Under certain circumstances, the non-filing party may assert defenses that are not unique to annulment actions. As with any lawsuit, a defendant may raise the defenses of lack of jurisdiction, improper venue, inappropriate remedy, or lack of notice.
In a divorce, temporary orders for property protection are designed to prevent irreparable losses from dissipation, concealment, or conveyance to third parties. Such orders include orders directing one spouse not to dispose of marital property, encumber marital property, or interfere with property in the other spouse’s possession. Courts also may issue temporary orders to prevent third parties from degrading or dissipating marital property that is in the third parties’ possession or control. The orders also may take an affirmative tone by ordering a spouse to maintain insurance and utility service and continue other routine property-preserving activities. Temporary property protection orders often are necessary whenever invaluable assets are involved. It is common for temporary orders to grant one spouse the right to use an item, and to provide compensating support to the other spouse until the assets are divided and distributed.
A premarital agreement, also known as a prenuptial or ante-nuptial agreement, is an agreement made between the parties in anticipation of their marriage. Such agreements can cover issues such as property division upon divorce, as well as child custody, child support, and alimony. Although premarital agreements have been increasingly embraced for their ability to resolve complex property and support issues without resort to trial, the lack of uniform language included in such agreements has been noted as potentially problematic.

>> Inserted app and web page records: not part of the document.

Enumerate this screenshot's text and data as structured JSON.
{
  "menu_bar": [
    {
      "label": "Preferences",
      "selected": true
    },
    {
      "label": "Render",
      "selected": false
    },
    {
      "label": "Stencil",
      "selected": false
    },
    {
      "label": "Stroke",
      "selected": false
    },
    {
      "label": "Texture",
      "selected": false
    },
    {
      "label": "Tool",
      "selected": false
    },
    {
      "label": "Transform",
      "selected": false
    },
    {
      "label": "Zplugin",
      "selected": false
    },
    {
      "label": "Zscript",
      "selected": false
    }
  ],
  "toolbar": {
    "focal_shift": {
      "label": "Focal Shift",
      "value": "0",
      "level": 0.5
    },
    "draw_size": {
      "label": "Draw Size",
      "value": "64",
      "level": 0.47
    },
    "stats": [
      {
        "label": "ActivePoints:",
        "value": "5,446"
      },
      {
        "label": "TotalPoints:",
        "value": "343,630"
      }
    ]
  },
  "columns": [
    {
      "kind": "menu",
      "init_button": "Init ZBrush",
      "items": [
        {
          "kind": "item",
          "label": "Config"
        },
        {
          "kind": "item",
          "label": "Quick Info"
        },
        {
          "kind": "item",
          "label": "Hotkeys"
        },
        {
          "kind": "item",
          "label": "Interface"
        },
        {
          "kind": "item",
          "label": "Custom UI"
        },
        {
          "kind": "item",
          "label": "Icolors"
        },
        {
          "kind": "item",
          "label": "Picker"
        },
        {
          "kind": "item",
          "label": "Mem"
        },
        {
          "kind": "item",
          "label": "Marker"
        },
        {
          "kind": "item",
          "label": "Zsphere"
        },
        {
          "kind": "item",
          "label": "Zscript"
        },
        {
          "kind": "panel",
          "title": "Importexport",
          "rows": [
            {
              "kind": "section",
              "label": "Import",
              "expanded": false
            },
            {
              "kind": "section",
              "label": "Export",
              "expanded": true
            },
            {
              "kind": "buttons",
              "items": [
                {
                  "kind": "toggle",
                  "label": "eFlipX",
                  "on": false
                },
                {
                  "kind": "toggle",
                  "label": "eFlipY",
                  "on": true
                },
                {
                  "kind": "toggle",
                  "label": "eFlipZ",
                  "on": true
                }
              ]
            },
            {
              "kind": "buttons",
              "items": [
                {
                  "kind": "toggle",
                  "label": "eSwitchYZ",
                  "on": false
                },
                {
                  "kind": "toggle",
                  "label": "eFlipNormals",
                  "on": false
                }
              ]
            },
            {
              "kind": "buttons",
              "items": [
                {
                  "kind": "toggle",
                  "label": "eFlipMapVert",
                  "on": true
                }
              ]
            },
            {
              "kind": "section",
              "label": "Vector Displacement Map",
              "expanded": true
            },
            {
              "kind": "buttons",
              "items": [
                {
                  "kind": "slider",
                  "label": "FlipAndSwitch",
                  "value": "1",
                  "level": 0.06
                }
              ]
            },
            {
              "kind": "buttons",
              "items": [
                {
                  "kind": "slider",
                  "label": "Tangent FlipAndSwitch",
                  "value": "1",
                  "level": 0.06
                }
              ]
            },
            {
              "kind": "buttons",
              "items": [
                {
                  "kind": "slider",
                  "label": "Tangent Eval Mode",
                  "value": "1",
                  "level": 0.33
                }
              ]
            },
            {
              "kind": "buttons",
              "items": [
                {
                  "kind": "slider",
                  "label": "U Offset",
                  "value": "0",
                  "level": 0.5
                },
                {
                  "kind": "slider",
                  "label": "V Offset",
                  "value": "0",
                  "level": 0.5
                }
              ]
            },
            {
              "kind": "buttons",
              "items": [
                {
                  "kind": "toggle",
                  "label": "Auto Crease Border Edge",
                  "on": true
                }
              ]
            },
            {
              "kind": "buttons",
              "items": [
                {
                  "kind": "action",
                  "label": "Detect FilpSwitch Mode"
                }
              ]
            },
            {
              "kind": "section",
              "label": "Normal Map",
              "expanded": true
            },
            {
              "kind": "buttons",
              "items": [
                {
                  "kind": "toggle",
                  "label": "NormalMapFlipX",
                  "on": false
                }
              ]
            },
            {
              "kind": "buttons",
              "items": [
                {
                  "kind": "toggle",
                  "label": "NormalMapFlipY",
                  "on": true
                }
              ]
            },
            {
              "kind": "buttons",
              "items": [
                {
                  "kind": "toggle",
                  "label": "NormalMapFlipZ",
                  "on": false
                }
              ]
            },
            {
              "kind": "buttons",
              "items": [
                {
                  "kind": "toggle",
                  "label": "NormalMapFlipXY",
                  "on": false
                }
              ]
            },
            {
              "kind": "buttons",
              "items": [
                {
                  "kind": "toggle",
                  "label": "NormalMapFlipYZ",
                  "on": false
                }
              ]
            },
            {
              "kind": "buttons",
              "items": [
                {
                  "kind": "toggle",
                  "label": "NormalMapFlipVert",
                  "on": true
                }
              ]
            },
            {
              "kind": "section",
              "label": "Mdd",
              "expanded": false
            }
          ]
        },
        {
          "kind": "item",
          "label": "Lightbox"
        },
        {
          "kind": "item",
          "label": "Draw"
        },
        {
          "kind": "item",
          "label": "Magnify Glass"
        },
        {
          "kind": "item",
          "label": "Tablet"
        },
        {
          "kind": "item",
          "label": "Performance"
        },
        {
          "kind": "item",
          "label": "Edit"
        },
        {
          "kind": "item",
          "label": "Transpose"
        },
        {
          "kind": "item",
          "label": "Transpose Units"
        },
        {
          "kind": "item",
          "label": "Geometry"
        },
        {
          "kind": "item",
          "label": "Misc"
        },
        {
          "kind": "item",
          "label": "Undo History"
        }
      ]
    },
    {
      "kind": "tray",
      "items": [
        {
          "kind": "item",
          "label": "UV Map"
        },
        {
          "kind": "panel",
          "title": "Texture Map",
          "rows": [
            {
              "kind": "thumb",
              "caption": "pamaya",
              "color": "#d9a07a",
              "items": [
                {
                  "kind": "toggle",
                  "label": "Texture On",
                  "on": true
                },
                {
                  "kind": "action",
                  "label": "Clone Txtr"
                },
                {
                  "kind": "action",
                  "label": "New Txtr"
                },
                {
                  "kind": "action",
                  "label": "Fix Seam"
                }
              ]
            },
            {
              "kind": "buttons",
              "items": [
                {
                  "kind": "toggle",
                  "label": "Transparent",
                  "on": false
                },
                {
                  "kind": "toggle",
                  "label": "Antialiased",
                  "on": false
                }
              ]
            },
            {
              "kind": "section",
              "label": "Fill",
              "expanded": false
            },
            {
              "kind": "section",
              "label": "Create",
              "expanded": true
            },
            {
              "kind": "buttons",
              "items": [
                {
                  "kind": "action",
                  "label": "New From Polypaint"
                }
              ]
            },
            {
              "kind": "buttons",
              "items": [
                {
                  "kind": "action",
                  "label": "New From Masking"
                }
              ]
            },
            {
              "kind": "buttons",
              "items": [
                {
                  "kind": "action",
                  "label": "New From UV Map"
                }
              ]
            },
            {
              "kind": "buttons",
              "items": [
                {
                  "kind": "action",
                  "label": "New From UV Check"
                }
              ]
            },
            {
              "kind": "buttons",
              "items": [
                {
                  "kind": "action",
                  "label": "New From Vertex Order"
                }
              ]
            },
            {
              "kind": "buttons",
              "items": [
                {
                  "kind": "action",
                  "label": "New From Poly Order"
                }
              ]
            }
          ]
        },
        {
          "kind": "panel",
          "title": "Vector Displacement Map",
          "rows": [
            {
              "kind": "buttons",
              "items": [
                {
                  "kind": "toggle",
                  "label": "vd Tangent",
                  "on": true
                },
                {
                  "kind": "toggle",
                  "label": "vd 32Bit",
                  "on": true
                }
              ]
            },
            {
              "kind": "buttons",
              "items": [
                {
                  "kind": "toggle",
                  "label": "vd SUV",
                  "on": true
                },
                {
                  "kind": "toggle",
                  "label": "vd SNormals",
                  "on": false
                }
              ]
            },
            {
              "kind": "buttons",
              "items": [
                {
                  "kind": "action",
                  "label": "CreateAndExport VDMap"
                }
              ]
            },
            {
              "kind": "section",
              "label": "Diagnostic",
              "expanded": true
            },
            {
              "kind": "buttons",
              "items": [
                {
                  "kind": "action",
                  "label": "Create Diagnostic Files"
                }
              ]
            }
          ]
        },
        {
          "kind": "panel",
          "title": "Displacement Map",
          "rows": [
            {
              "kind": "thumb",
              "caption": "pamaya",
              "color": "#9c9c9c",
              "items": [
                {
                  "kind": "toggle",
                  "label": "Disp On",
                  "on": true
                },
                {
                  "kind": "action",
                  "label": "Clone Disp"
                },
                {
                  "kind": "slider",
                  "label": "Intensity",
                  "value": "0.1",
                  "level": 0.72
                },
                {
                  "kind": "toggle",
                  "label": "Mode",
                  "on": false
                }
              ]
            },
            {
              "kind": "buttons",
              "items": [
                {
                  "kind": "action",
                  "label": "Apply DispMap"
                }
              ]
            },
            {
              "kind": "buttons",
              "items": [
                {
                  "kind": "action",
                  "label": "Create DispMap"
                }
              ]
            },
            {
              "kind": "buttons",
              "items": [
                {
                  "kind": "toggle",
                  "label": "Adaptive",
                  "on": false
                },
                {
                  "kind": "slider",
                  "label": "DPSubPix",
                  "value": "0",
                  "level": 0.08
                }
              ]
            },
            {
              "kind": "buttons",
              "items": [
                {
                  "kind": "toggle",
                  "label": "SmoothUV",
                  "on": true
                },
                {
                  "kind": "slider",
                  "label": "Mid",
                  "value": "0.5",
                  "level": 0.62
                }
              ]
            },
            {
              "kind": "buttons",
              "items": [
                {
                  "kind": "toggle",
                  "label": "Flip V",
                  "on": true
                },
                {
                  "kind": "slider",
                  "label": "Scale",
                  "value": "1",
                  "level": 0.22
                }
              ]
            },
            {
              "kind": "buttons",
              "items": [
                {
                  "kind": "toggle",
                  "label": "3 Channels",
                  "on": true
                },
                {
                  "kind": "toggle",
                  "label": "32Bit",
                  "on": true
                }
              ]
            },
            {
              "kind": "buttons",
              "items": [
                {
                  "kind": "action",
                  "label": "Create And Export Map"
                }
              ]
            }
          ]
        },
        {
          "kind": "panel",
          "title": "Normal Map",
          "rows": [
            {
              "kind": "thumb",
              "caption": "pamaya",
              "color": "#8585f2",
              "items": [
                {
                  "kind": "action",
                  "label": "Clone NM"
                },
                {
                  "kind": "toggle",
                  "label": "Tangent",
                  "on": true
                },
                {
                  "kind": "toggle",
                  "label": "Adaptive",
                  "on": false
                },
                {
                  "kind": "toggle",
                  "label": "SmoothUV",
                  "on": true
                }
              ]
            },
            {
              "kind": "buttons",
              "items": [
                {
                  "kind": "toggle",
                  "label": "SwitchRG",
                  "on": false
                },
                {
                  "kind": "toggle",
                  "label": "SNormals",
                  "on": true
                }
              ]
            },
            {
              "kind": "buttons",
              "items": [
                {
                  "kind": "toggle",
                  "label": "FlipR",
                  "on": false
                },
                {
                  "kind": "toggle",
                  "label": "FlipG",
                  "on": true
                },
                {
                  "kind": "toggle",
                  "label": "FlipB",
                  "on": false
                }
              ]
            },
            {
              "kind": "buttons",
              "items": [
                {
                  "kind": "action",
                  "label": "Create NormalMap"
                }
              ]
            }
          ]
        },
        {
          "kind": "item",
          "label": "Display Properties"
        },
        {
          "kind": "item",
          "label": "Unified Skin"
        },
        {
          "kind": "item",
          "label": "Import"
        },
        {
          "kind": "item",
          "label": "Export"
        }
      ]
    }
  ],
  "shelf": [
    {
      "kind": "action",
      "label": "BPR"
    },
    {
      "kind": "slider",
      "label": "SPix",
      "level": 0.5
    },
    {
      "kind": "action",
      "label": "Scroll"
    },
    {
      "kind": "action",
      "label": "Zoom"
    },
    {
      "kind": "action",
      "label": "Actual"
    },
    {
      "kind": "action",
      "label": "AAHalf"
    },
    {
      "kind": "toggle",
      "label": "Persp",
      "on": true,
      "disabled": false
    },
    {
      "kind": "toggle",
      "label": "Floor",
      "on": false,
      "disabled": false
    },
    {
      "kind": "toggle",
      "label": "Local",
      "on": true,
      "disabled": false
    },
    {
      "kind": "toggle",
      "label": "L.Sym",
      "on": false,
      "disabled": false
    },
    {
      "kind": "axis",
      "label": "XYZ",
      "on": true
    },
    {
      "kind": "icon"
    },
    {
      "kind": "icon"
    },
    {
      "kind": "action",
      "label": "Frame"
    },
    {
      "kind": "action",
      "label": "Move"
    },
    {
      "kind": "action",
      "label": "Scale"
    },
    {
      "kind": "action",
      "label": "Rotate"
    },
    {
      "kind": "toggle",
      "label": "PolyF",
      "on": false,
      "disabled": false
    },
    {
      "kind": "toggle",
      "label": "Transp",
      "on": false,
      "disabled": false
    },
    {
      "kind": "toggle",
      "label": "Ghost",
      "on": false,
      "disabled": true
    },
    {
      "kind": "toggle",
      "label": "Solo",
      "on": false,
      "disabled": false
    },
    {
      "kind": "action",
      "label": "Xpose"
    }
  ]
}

“Vacatur” is an order of a court which sets aside or annuls a proceeding. When a judgment of divorce is vacated, the marital rights and status of the parties are restored, and the parties are placed in the position in which they were before the divorce.